Observing good oral hygiene alone will not prevent the growth of gum disease, tooth decay, or other infections in your mouth. Even if your toothbrush is rinsed well, it still can breed unhealthy bacteria. A toothbrush is like a Petri dish that breeds viruses, germs and harmful bacteria that thrive in a moist bathroom environment. Your toothbrush is a carrier of oral bacteria that may come from microorganisms gathered from the environment, from bacteria that have built up in your oral cavity, or from the unsterile packaging of your toothbrush. The bacteria on your toothbrush transfer to your mouth every time you brush your teeth.
It is important that your toothbrush is regularly sanitized. Sanitizing a toothbrush does not simply mean doing a quick rinse under the sink after you finish brushing. Especially if there is someone ill in the family with an infectious disease, sanitation is necessary. Sanitizing your toothbrush helps prevent the bacteria build up on it from worsening any kind of infection already in your mouth.
Some people believe that one way of sanitizing a toothbrush is by placing a cap on the toothbrush head or by storing it in a case. What these people do not realize is that enclosed environments build moisture that is conductive to the growth of microorganisms and bacteria. Enclosing the head with a cap or storing your toothbrush does not sanitize it.
Now that more people are becoming aware of the need to sanitize their toothbrushes, many toothbrush sanitization products are being manufactured. There are not enough studies to prove how effective it is to sanitize your toothbrush but since being preventive will not make things worse, you can sanitize your toothbrush by using any of the following suggested methods:
- Use commercially sold toothbrush sanitizers that claim to be effective in killing up to 99.99% of the bacteria and microorganisms lodged on your toothbrush.
- Submerge your toothbrush in an antiseptic mouthwash or an antibacterial solution like Listerine for around 15 to 20 minutes. The best anti-bacterial rinses have been proven to be as effective in sanitizing as commercial toothbrush sanitizers.

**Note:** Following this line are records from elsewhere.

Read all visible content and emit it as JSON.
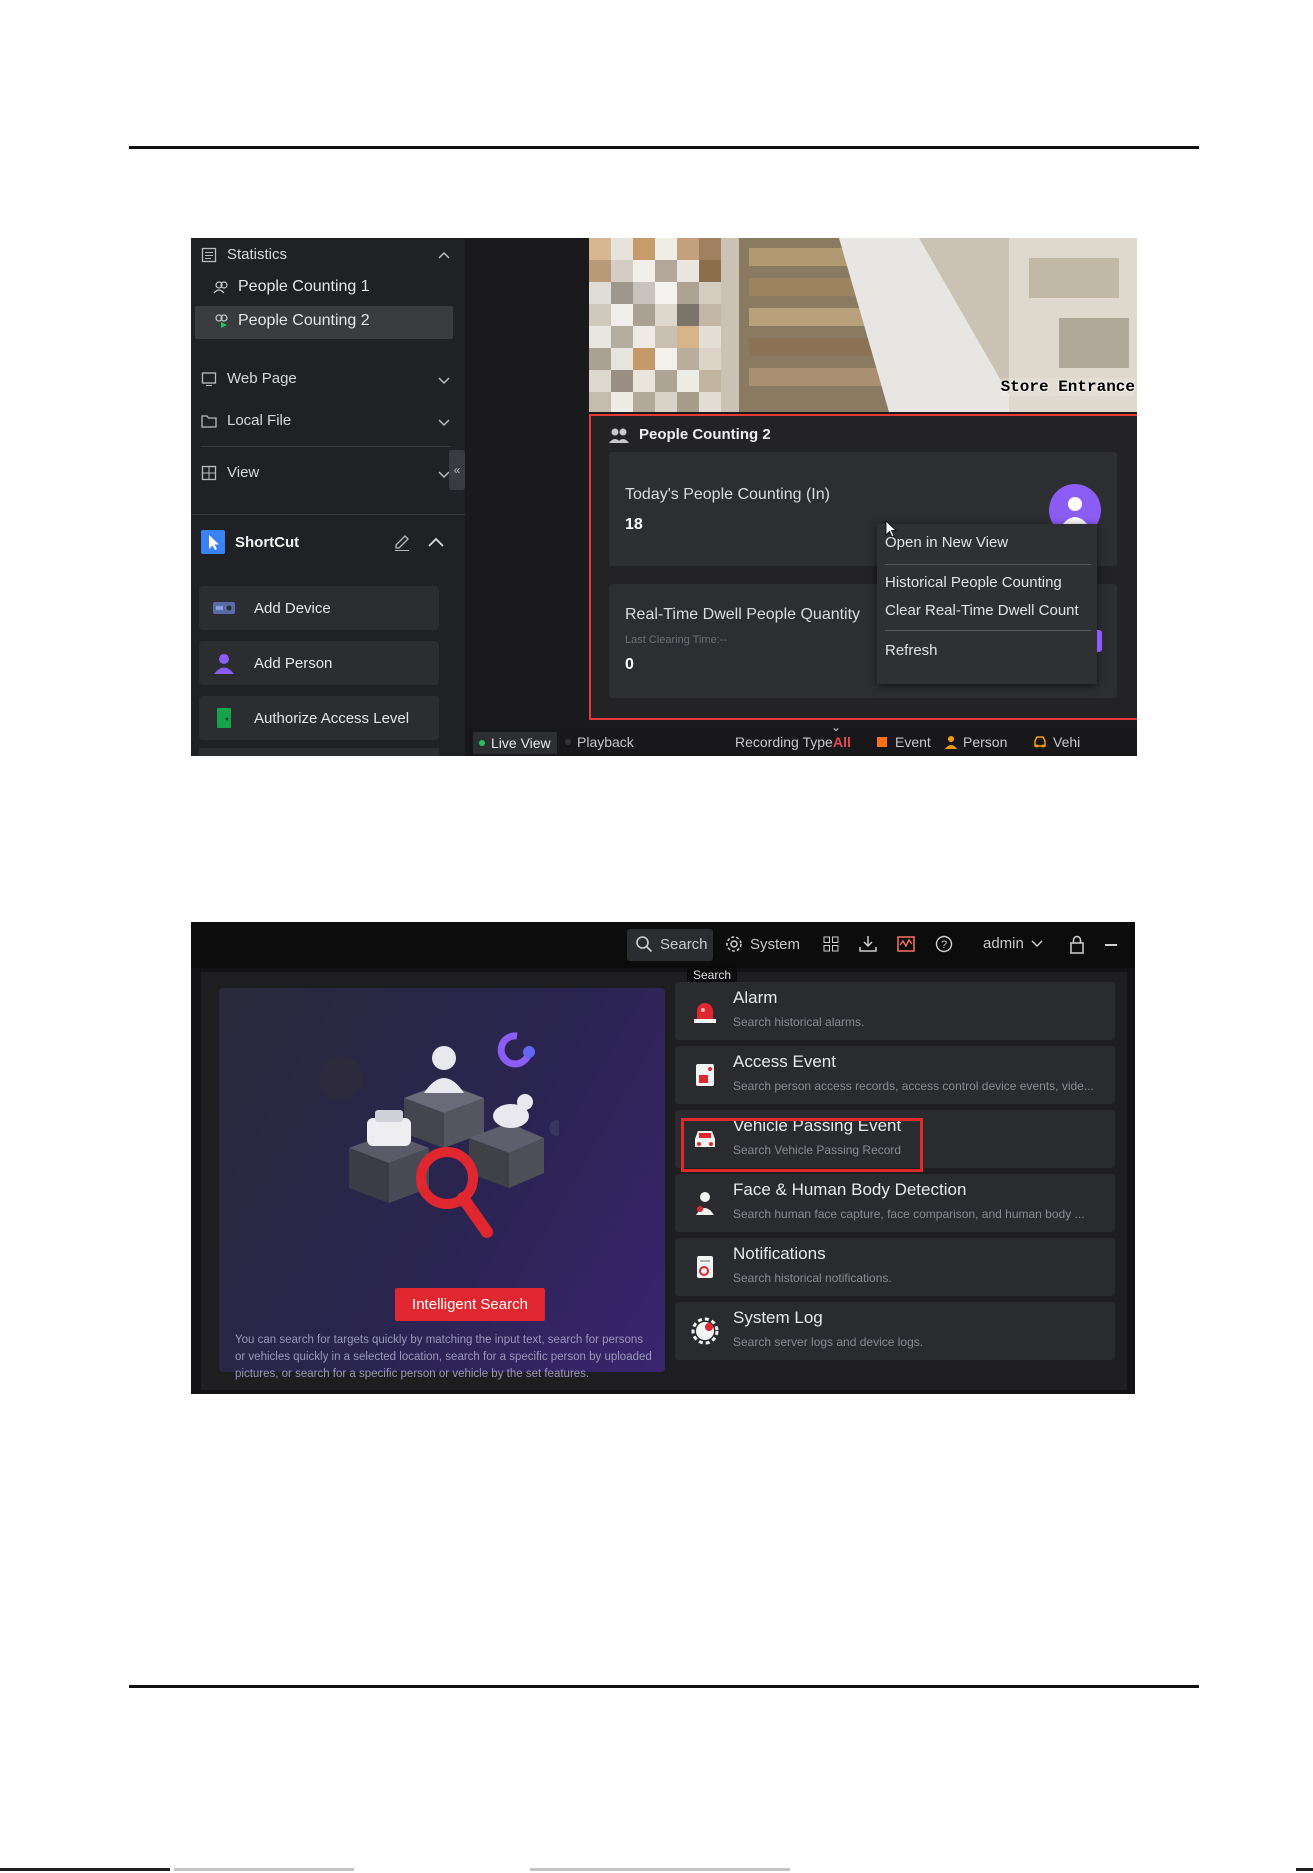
{
  "shot1": {
    "sidebar": {
      "statistics_label": "Statistics",
      "items": [
        "People Counting 1",
        "People Counting 2"
      ],
      "web_page_label": "Web Page",
      "local_file_label": "Local File",
      "view_label": "View",
      "collapse_glyph": "«",
      "shortcut_label": "ShortCut",
      "shortcuts": [
        "Add Device",
        "Add Person",
        "Authorize Access Level"
      ]
    },
    "video": {
      "overlay_text": "Store Entrance"
    },
    "panel": {
      "title": "People Counting 2",
      "card1_title": "Today's People Counting (In)",
      "card1_value": "18",
      "card2_title": "Real-Time Dwell People Quantity",
      "card2_sub": "Last Clearing Time:--",
      "card2_value": "0"
    },
    "context_menu": {
      "items": [
        "Open in New View",
        "Historical People Counting",
        "Clear Real-Time Dwell Count",
        "Refresh"
      ]
    },
    "bottom_bar": {
      "live_view": "Live View",
      "playback": "Playback",
      "recording_type_label": "Recording Type",
      "recording_type_value": "All",
      "event": "Event",
      "person": "Person",
      "vehicle": "Vehi"
    }
  },
  "shot2": {
    "topbar": {
      "search": "Search",
      "system": "System",
      "user": "admin",
      "tooltip": "Search"
    },
    "hero": {
      "button_label": "Intelligent Search",
      "description": "You can search for targets quickly by matching the input text, search for persons or vehicles quickly in a selected location, search for a specific person by uploaded pictures, or search for a specific person or vehicle by the set features."
    },
    "categories": [
      {
        "title": "Alarm",
        "desc": "Search historical alarms."
      },
      {
        "title": "Access Event",
        "desc": "Search person access records, access control device events, vide..."
      },
      {
        "title": "Vehicle Passing Event",
        "desc": "Search Vehicle Passing Record"
      },
      {
        "title": "Face & Human Body Detection",
        "desc": "Search human face capture, face comparison, and human body ..."
      },
      {
        "title": "Notifications",
        "desc": "Search historical notifications."
      },
      {
        "title": "System Log",
        "desc": "Search server logs and device logs."
      }
    ]
  },
  "colors": {
    "highlight": "#e53935",
    "accent_purple": "#8b5cf6",
    "button_red": "#e0272f"
  }
}
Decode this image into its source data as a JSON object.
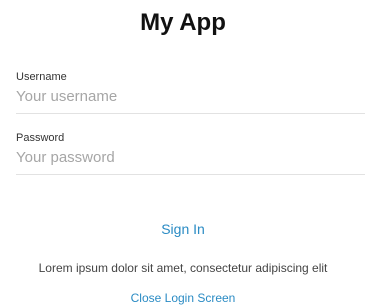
{
  "app": {
    "title": "My App"
  },
  "form": {
    "username": {
      "label": "Username",
      "placeholder": "Your username",
      "value": ""
    },
    "password": {
      "label": "Password",
      "placeholder": "Your password",
      "value": ""
    }
  },
  "actions": {
    "sign_in_label": "Sign In",
    "close_label": "Close Login Screen"
  },
  "body_text": "Lorem ipsum dolor sit amet, consectetur adipiscing elit",
  "colors": {
    "accent": "#2a8bc4",
    "divider": "#e2e2e2",
    "placeholder": "#a6a6a6"
  }
}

Do not leave your toothbrush immersed in an antiseptic solution for more than 20 minutes. Leaving your toothbrush wet makes it a breeding ground for microorganisms. Make sure you air-dry your toothbrush after rinsing and sanitizing it.

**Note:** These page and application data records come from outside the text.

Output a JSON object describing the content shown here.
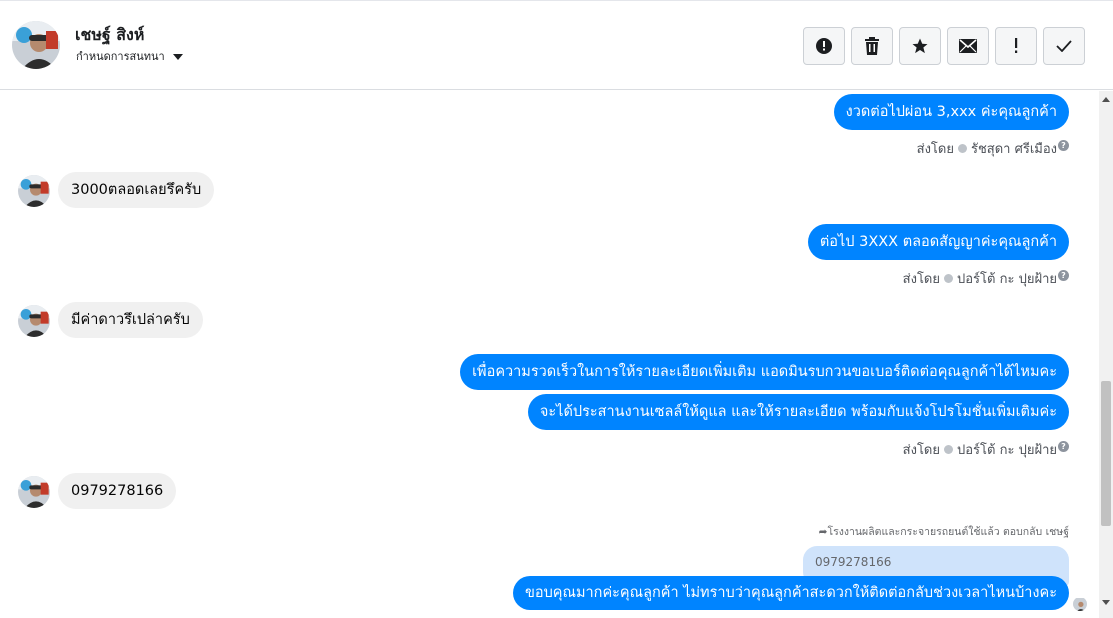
{
  "header": {
    "contact_name": "เชษฐ์ สิงห์",
    "subtitle": "กำหนดการสนทนา",
    "actions": [
      {
        "name": "report-spam",
        "icon": "alert-circle-icon"
      },
      {
        "name": "delete",
        "icon": "trash-icon"
      },
      {
        "name": "star",
        "icon": "star-icon"
      },
      {
        "name": "mark-unread",
        "icon": "envelope-icon"
      },
      {
        "name": "important",
        "icon": "exclamation-icon"
      },
      {
        "name": "done",
        "icon": "check-icon"
      }
    ]
  },
  "messages": {
    "m1": "งวดต่อไปผ่อน 3,xxx ค่ะคุณลูกค้า",
    "m1_sentby_prefix": "ส่งโดย",
    "m1_sender": "รัชสุดา ศรีเมือง",
    "m2": "3000ตลอดเลยรึครับ",
    "m3": "ต่อไป 3XXX  ตลอดสัญญาค่ะคุณลูกค้า",
    "m3_sentby_prefix": "ส่งโดย",
    "m3_sender": "ปอร์โต้ กะ ปุยฝ้าย",
    "m4": "มีค่าดาวรึเปล่าครับ",
    "m5a": "เพื่อความรวดเร็วในการให้รายละเอียดเพิ่มเติม แอดมินรบกวนขอเบอร์ติดต่อคุณลูกค้าได้ไหมคะ",
    "m5b": "จะได้ประสานงานเซลล์ให้ดูแล และให้รายละเอียด พร้อมกับแจ้งโปรโมชั่นเพิ่มเติมค่ะ",
    "m5_sentby_prefix": "ส่งโดย",
    "m5_sender": "ปอร์โต้ กะ ปุยฝ้าย",
    "m6": "0979278166",
    "reply_note": "โรงงานผลิตและกระจายรถยนต์ใช้แล้ว ตอบกลับ เชษฐ์",
    "quoted": "0979278166",
    "m7": "ขอบคุณมากค่ะคุณลูกค้า ไม่ทราบว่าคุณลูกค้าสะดวกให้ติดต่อกลับช่วงเวลาไหนบ้างคะ"
  },
  "colors": {
    "outgoing_bubble": "#0084ff",
    "incoming_bubble": "#f0f0f0",
    "quoted_bubble": "#cfe3fb"
  }
}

- Reader’s Digest suggests placing your toothbrush for 15 seconds in a microwave to sanitize it. Radiation coming from the microwave can kill the bacteria, microbes and germs that live on your toothbrush.
- Another way to sanitize your toothbrush is by placing it in hot steam, dry heat or boiling water for around 5 minutes. Boiling will kill most of the bacteria, but depending on the quality of your toothbrush, boiling it several times could wear out its bristles.
- Aside from commercially sold toothbrush liquid sanitizers, there are available now in the market, ultraviolet sterilizing lamps that claim to be capable of killing harmful viruses and bacteria. Before a purchase, checkout reviews that prove they are effective and have been FDA approved.
To maintain the quality of your toothbrush:
- Always store your toothbrush in an open container and in an upright position.
- Make sure to replace your old toothbrush after three months.
- Thoroughly rinse your toothbrush after every use and air-dry it.
- Do not put a cap on your toothbrush head or store it in a case, closed container, or drawer. Closed environments and containers allow bacteria to breed and grow.